The White House is fighting to regain control of the confirmation of Supreme Court pick Brett Kavanaugh, but a controversy is widening over its role in an FBI investigation into allegations against the nominee of sexual assault and misconduct.
New signs emerged Sunday that the administration is taking steps to make sure the probe is narrow and focused -- as Republicans seek to forestall further delays to the confirmation process or another erosion of the judge's position.
So while President Donald Trump may have been forced to reopen an FBI background check on Kavanaugh, it is clear he is determined to get the process back on track in a strategy already inflaming partisan discord over the nomination.
A swift investigation by the FBI -- should it produce no new information about Kavanaugh's past that hurts his chances -- could permit Republicans to fire up the machinery of the Senate and potentially call procedural votes to advance the nomination by the end of the week.
Such a timetable would keep alive the effort to present GOP base voters with a generational deliverable and a solid conservative majority on the Supreme Court that could juice turnout for midterm elections in November that are looking favorable for Democrats.
But the extent to which the White House is controlling the process is likely to stoke fresh turmoil around a nomination that is already certain to trigger long-term political reverberations.

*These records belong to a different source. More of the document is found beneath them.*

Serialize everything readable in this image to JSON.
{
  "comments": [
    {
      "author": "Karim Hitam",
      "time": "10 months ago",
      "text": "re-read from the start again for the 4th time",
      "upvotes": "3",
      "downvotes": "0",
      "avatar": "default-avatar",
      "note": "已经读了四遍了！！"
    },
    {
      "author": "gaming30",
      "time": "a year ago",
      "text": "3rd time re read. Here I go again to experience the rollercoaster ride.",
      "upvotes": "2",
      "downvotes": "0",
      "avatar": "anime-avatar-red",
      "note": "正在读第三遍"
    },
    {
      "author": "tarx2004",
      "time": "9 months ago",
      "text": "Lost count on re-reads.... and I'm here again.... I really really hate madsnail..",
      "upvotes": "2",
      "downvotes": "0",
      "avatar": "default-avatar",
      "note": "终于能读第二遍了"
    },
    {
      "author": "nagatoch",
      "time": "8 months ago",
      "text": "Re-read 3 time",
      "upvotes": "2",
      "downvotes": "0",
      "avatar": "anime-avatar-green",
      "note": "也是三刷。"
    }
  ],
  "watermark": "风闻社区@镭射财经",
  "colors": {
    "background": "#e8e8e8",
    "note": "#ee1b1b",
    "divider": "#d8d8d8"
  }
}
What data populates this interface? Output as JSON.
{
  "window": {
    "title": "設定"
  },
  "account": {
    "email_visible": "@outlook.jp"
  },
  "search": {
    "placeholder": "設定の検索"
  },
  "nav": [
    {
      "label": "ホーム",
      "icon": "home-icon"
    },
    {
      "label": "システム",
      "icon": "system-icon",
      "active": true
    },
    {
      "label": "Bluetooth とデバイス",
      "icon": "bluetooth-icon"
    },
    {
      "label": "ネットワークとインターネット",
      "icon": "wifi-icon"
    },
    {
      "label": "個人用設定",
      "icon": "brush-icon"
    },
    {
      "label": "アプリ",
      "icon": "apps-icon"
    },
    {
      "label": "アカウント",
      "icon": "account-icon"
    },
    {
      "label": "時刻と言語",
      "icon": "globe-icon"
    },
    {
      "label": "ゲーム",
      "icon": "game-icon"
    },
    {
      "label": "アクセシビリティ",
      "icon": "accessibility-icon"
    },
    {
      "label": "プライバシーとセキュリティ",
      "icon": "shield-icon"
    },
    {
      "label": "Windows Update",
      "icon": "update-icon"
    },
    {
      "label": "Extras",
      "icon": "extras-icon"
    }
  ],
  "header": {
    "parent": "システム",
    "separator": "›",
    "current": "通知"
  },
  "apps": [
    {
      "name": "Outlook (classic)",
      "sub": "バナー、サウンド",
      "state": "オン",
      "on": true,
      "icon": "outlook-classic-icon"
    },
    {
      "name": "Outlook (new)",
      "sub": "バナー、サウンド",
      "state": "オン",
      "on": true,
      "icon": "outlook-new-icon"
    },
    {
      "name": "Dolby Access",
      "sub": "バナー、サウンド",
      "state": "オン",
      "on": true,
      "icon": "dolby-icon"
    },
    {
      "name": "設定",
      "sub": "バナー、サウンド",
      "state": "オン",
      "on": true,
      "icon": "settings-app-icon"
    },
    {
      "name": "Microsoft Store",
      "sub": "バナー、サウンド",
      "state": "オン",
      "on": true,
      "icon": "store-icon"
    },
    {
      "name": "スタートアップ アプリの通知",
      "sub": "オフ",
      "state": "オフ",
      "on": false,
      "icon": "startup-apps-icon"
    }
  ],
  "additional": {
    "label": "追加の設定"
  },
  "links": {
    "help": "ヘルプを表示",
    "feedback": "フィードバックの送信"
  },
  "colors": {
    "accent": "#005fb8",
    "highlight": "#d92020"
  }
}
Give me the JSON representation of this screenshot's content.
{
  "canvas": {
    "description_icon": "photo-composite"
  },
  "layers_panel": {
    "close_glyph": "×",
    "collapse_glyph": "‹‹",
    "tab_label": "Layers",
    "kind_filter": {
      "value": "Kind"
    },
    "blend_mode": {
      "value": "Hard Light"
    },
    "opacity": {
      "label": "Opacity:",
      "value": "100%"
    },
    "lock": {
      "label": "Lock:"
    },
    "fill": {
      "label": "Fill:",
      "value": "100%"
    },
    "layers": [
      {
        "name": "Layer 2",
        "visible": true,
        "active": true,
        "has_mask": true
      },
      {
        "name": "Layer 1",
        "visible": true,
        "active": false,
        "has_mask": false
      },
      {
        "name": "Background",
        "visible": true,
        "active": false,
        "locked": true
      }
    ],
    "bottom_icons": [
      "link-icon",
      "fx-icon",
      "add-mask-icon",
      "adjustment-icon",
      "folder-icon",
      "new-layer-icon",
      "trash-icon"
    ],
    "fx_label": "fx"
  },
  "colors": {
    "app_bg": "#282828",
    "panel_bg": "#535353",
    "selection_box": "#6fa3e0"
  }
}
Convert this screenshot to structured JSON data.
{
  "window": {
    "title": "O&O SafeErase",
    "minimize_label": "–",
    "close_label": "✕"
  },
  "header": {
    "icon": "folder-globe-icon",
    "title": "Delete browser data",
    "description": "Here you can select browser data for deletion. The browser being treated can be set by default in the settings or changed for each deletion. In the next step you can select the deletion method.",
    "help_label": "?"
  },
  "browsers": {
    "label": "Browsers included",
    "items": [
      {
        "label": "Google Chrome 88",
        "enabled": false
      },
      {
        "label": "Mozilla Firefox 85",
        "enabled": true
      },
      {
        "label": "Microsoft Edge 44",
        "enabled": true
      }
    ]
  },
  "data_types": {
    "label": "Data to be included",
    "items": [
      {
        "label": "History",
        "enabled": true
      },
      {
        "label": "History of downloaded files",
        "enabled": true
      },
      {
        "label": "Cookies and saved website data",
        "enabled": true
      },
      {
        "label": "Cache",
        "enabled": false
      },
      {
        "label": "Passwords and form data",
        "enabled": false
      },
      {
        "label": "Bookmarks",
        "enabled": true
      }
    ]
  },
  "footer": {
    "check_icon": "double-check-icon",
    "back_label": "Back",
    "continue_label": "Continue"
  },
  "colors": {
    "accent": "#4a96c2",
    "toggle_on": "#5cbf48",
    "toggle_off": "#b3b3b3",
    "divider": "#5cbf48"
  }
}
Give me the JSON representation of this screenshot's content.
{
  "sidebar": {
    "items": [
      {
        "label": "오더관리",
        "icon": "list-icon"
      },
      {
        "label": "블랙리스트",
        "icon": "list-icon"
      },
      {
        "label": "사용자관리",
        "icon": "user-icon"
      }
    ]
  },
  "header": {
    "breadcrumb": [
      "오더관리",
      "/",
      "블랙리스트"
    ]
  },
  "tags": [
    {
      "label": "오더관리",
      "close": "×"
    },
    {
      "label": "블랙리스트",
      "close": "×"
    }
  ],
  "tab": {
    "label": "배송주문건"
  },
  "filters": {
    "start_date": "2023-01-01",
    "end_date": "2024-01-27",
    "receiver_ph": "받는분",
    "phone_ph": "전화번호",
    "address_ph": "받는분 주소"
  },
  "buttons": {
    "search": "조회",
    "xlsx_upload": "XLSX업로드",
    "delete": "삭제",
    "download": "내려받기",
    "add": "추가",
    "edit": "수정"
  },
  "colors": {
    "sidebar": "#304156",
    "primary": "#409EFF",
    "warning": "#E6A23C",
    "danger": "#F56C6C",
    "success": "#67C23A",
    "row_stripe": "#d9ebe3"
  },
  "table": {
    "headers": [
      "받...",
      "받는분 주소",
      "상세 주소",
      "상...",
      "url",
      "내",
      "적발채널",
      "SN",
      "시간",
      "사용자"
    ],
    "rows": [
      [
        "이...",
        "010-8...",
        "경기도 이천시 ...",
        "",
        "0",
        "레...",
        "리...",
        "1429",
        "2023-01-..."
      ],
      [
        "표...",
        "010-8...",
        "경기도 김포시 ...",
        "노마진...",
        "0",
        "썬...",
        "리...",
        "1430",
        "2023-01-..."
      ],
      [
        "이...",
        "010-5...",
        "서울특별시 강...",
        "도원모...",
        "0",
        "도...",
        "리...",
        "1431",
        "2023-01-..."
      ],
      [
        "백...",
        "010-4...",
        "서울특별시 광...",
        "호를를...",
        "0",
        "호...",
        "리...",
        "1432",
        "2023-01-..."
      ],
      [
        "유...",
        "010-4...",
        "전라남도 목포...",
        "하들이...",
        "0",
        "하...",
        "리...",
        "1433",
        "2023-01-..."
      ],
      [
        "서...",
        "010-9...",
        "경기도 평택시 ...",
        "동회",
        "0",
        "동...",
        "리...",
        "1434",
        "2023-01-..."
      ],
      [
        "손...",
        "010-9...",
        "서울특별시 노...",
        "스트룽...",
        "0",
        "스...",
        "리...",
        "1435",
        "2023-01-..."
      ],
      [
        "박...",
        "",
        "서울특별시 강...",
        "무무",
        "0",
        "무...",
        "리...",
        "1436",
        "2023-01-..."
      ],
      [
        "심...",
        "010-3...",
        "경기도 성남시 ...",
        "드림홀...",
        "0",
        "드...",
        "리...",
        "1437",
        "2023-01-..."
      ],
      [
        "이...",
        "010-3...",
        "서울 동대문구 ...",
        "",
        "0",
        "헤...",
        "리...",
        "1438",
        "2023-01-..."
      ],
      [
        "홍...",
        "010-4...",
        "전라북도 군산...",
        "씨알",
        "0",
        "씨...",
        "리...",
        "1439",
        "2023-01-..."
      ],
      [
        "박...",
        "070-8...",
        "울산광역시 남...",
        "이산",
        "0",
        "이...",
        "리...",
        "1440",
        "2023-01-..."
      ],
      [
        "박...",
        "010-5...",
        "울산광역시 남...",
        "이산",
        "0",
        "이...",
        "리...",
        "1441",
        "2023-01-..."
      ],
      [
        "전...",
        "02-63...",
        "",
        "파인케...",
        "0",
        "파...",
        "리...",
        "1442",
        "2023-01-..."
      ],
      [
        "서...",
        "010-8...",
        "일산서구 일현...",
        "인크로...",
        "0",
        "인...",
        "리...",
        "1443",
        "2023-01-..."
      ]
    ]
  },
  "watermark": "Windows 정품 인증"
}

Chad Ludington, a Yale classmate of Supreme Court nominee Brett Kavanaugh, accused him on Sunday of being untruthful in his testimony to the Senate Judiciary Committee and making a "blatant mischaracterization" of his drinking while in college.
A short-handed Supreme Court will take the bench again on Monday to gavel in a term that has been totally eclipsed by the raging battle over the confirmation of Brett Kavanaugh.
Back in July when President Donald Trump announced that he would nominate Kavanaugh to take the seat of retiring Justice Anthony Kennedy, a move that would cement a conservative majority for decades to come, Republicans hoped that Kavanaugh would be seated for the start of the new term.
That all changed when Christine Blasey Ford came forward with allegations of sexual assault, which Kavanaugh vehemently denies. Now Kavanaugh's confirmation, which seemed certain a few weeks ago, has been thrown into question.
So for the second time in recent years, Chief Justice John Roberts will find himself having to navigate the docket with only eight justices.
That means he will proceed gingerly, perhaps delaying some pending petitions to hear cases, examining existing cases to see if more narrow avenues of agreement are available and hoping that some cases currently in the lower courts on divisive issues continue to percolate below before reaching the high court.
All the while, the justices know that even if Kavanaugh is not confirmed, President Donald Trump will likely nominate another conservative, and the court is still poised to take a hard right turn.
"I think a more accurate caption for this term is the 'calm before the storm,'" Irving Gornstein, executive director of the Supreme Court Institute at Georgetown Law said at a recent event.